Hacktivists are non-government organizations, or even individuals, who launch Internet based attacks in the name of a favorite cause. After Hamas declared war on Israel on November 15th, many Western hacktivists declared themselves allies of Hamas and launched attacks on Israel. Like Hamas, the hacktivists promptly began issuing press releases detailing their victories. But, like the Hamas claims, the hacktivist victories were illusions and fabrications. Despite over eight million attacks (nearly all of them automated) a day, the main targets (Israeli media, government, and military sites) were largely unscathed. The Israelis were prepared, because they have been under attack for a long time. Moslem attackers have not been skilled enough to do much, if any damage. While the many recent cyber attacks against Israel were in the name of Hamas and Gaza, few were from Arab countries. Most were from hackers living in the West.
A major player in this attack was the hacktivist group Anonymous. While Wikileaks has shown some care in not revealing information that would get counter-terror operatives (or informants) killed, a similar operation, Anonymous, has not demonstrated any restraint. For example, in an effort to get other hackers to stop pursuing Wikileaks supporters, the Anonymous crew broke into the network of a firm that did counter-terrorism work (HBGary Federal) and put on the Internet emails revealing how hacking software was used to gain access to terrorist computers and communications. Among the more interesting items revealed was the widespread use of USB thumb drives to gain access to the terrorist computers. Another revelation described how laptop ExpressCard ports could be used as well. The techniques revealed are not rendered completely useless, just less effective. Islamic terror groups tend to attract the less educated and people who don't pay attention as much as they should. But for the sharper terrorists, life just got a little easier and safer.
That was a wakeup call for many computer security and counter-intelligence business, demonstrating that the least vulnerability in their own computer security could be exploited by someone with some decent hacker skills.
For over a decade Moslem hacktivists have been trying to muster an effective Cyber War capability. So far they have failed. Even before September 11, 2001, there were attempts to build an alliance of anti-U.S., anti-Israel, and anti-India hackers who could pool their efforts to achieve a more significant impact. While there were more attacks against U.S. and Israeli web sites after September 11, 2001, these two nations contained the world's largest concentration (per capita) of Internet talent and were not very vulnerable to attack. Major commercial and government operations in both these nations have also been taking computer security more seriously since September 11, 2001, which has also made it harder for the casual (often an anti-social teenage male) hacker to make much of an impression.

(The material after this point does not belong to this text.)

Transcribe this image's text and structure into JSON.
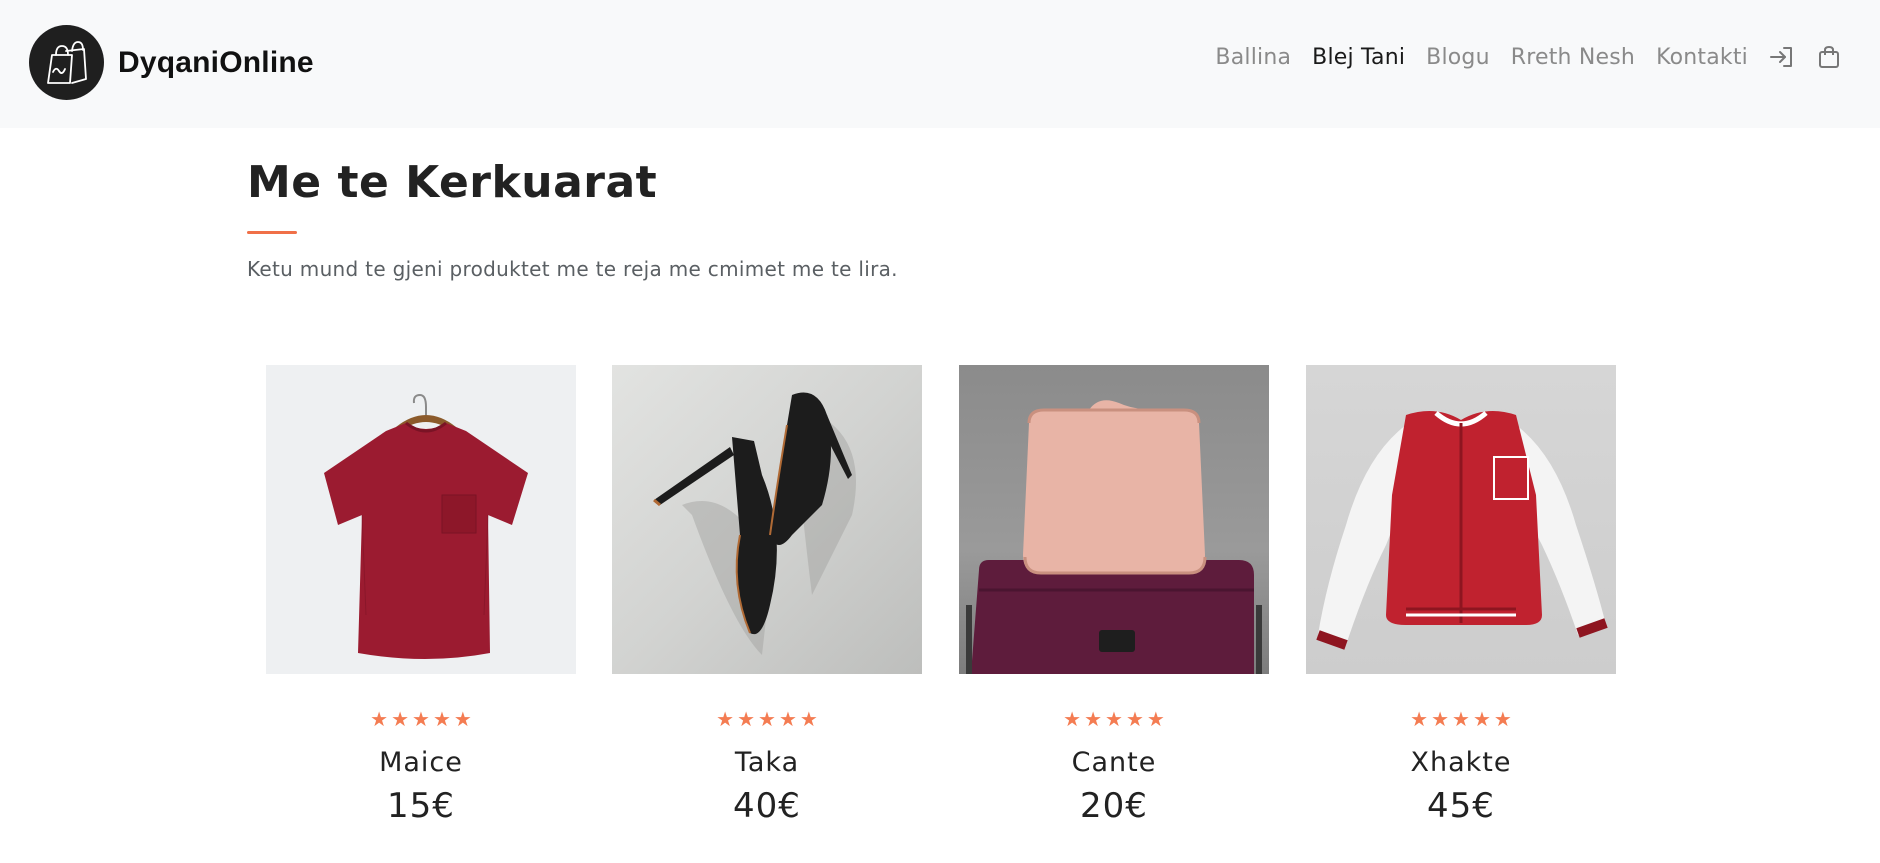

But the threat is still there (as detected by monitoring chat rooms, email, and other sources) and is taken seriously. Some groups, however, operate openly (more or less). These groups call themselves hacktivists (activists who use low level hacking to publicize their positions). A decade ago there were three hacktivist groups prominent in backing the Dark Side in the War on Terrorism: USG (Unix Security Guards), an anti-Israel alliance that claimed responsibility for many known attacks against Israeli sites, WFD (World's Fantabulous Defacers), an alliance of 12 Pakistani hacker groups that claimed (or was blamed) responsibility for hundreds of attacks (mainly against Indian sites) between November 2000 and September 11, 2001, and AIC (Anti-India Crew) another Pakistani hacker alliance that also claimed to have made hundreds of attacks against India. Nothing much came of these three groups or the equally boastful successors.
Note that Pakistan has a long history with software development and hacking. The first computer virus to spread worldwide (the Brain virus), was created in Pakistan by Pakistani programmers in the 1980s. If the Islamic world is going to recruit world class hackers for hacktivism or something more serious, the manpower was likely to come from Pakistan. But that never happened. Anyone in a Moslem country with hacker quality computer skills wants to monetize them, not risk death or life in prison supporting Islamic fanatics. Thus the Islamic terrorists have been dependent on Western hacktivists and not the most competent ones.
The Islamic hactivists have an image problem, in that many of them have supported Islamic terrorist groups and urged everyone to kill infidels (non-Moslems). Since Islamic terrorists have proved more adept at killing fellow Moslems, you would think Islamic hacktivists would protest against this. Most have not and continue to ascribe the misdeeds of Islamic terrorists as part of a vast American and Israeli conspiracy. This attitude does not work when you are trying to create effective hacker tools either.